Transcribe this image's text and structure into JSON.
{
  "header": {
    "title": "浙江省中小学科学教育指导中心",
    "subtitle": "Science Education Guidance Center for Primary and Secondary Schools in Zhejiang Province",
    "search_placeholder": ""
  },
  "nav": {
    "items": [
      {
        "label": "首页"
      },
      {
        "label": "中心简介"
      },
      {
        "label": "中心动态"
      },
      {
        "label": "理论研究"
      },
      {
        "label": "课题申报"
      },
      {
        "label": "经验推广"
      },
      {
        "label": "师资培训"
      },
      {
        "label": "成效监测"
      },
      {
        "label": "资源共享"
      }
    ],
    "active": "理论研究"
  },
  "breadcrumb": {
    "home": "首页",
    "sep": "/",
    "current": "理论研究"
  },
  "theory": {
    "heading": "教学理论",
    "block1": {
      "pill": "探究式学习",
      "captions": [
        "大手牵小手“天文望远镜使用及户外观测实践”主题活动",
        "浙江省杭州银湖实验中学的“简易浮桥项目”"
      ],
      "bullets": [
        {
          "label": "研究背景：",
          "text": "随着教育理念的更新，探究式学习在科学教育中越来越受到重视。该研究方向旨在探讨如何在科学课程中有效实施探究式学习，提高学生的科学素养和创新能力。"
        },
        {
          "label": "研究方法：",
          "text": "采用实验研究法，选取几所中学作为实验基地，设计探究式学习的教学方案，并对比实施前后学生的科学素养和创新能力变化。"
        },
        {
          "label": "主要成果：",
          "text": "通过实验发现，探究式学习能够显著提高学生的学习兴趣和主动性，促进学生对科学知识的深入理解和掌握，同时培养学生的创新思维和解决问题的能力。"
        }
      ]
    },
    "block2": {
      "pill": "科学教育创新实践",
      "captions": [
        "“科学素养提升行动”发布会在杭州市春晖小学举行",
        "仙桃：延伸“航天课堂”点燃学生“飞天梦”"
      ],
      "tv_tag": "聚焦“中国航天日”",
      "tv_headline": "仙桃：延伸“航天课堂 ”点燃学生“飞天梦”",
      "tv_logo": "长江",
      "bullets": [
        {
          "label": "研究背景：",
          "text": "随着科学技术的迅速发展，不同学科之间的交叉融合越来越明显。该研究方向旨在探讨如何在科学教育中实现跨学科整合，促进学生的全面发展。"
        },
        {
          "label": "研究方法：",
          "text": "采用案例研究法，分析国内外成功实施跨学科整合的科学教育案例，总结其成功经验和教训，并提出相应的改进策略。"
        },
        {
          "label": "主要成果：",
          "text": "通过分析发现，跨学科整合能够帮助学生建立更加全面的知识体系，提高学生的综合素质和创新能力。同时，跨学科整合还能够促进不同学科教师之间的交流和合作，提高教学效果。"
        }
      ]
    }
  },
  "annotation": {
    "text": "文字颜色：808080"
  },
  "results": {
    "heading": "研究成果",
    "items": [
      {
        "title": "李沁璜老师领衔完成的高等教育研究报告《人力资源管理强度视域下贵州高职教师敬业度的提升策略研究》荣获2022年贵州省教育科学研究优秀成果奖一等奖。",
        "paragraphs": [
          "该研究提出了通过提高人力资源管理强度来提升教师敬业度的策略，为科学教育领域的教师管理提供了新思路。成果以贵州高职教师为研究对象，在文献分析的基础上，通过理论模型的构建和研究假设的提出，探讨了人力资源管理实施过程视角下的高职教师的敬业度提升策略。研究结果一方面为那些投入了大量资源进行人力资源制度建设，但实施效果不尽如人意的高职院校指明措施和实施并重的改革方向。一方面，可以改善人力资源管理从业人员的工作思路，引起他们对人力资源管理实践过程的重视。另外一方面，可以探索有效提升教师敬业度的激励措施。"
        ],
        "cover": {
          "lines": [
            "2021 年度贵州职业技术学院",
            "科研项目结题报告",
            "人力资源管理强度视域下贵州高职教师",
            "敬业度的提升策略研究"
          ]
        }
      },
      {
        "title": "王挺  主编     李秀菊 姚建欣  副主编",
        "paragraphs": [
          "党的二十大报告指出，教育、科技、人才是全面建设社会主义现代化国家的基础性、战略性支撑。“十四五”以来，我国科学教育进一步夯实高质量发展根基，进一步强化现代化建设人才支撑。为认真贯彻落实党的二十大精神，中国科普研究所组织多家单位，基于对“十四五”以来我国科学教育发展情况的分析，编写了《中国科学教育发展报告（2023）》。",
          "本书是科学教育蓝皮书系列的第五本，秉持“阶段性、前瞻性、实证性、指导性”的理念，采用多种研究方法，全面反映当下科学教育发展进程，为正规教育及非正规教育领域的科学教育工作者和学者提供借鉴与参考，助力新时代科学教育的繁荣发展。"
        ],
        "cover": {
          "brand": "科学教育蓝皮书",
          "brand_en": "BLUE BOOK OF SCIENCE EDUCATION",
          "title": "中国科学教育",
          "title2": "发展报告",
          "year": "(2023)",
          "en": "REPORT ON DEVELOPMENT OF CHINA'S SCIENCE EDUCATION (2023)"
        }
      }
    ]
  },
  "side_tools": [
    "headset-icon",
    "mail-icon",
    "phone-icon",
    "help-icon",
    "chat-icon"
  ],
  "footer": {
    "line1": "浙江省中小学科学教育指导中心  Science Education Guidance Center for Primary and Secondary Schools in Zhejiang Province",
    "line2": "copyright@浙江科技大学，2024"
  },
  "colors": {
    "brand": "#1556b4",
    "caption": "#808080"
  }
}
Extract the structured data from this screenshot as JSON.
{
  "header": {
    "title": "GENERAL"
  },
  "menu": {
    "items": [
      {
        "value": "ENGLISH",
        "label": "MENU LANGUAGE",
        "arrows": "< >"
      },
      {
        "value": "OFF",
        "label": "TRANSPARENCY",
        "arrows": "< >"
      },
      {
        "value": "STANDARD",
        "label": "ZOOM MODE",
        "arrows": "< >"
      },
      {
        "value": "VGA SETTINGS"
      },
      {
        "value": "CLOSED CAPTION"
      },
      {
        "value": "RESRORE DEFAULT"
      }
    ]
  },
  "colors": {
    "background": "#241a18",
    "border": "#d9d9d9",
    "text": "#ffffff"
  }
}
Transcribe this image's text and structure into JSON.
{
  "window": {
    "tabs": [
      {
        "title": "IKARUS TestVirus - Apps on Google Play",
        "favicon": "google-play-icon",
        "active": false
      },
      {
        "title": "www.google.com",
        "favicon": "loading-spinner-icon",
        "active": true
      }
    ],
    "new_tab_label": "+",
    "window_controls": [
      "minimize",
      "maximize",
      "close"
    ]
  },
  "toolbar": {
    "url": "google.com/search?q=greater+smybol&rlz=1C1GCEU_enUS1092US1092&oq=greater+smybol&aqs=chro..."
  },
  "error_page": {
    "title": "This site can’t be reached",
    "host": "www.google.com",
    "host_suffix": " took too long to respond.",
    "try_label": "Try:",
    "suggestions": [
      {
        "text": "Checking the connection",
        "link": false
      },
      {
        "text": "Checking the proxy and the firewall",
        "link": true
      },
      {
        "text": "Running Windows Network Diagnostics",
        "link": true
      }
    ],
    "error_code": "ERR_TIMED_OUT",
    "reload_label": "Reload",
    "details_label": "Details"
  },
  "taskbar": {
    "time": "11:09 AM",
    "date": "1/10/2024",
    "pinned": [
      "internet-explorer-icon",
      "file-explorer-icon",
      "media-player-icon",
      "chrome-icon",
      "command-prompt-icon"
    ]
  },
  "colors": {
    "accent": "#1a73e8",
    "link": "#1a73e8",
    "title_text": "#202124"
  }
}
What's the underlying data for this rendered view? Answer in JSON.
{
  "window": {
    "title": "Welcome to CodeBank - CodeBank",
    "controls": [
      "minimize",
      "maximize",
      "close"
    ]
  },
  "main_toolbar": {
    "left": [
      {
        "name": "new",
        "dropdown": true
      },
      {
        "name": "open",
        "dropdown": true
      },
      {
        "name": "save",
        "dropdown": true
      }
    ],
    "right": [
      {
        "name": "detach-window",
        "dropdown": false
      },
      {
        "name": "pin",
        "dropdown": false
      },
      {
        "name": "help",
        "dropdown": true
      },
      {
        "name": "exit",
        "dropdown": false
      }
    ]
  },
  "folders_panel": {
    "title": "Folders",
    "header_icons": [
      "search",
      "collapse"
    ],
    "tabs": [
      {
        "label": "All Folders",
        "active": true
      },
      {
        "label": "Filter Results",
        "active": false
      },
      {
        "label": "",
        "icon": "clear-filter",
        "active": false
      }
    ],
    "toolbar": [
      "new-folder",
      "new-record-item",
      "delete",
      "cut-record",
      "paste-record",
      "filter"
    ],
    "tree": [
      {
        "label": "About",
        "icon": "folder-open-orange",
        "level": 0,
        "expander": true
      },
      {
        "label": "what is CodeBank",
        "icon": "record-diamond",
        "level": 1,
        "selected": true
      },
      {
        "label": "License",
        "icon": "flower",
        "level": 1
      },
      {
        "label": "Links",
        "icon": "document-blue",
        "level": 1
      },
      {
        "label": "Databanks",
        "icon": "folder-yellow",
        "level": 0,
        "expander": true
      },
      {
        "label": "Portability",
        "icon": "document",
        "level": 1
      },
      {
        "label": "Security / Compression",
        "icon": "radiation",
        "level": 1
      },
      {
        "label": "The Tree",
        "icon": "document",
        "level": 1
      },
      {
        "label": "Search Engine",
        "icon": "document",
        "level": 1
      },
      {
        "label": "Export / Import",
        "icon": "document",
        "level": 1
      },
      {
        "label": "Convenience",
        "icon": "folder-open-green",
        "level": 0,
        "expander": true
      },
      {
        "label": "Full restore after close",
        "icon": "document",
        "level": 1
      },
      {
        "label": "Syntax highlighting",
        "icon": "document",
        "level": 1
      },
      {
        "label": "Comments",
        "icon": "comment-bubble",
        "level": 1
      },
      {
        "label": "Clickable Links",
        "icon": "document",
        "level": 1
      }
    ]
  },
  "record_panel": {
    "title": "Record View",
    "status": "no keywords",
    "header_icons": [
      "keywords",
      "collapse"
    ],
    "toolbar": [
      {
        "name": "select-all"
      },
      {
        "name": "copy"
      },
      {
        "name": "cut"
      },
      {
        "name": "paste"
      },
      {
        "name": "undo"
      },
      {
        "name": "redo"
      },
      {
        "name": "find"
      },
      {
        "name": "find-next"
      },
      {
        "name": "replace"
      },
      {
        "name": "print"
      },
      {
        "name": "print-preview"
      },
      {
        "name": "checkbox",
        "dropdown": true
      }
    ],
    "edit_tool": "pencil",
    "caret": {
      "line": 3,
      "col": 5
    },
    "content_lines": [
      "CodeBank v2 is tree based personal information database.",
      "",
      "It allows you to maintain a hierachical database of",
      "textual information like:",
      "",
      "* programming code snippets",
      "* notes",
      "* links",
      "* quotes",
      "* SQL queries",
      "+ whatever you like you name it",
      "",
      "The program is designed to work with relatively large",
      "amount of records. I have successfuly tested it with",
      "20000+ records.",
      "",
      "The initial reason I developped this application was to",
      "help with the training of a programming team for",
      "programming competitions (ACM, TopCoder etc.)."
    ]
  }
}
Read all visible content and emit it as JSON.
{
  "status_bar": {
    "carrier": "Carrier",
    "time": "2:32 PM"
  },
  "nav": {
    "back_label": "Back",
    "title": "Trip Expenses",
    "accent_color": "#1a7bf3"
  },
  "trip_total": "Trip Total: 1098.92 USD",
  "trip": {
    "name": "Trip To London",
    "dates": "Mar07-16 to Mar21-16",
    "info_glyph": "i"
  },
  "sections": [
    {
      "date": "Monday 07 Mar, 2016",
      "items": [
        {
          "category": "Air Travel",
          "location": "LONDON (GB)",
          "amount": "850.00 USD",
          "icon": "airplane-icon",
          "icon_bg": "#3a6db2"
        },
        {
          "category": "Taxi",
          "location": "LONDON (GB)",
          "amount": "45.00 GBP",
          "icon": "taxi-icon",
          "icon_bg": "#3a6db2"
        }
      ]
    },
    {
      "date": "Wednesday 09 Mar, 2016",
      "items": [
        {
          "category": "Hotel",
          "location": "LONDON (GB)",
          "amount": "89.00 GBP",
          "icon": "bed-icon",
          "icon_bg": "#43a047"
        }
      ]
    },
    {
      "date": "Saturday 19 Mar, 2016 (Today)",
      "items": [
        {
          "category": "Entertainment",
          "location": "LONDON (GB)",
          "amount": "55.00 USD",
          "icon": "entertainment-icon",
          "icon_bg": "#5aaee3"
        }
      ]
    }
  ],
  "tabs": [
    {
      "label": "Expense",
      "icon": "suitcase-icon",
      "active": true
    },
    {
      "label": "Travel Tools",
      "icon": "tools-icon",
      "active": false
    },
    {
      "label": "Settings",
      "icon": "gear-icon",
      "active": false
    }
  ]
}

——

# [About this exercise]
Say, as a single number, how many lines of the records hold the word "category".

# [Answer to this problem]
4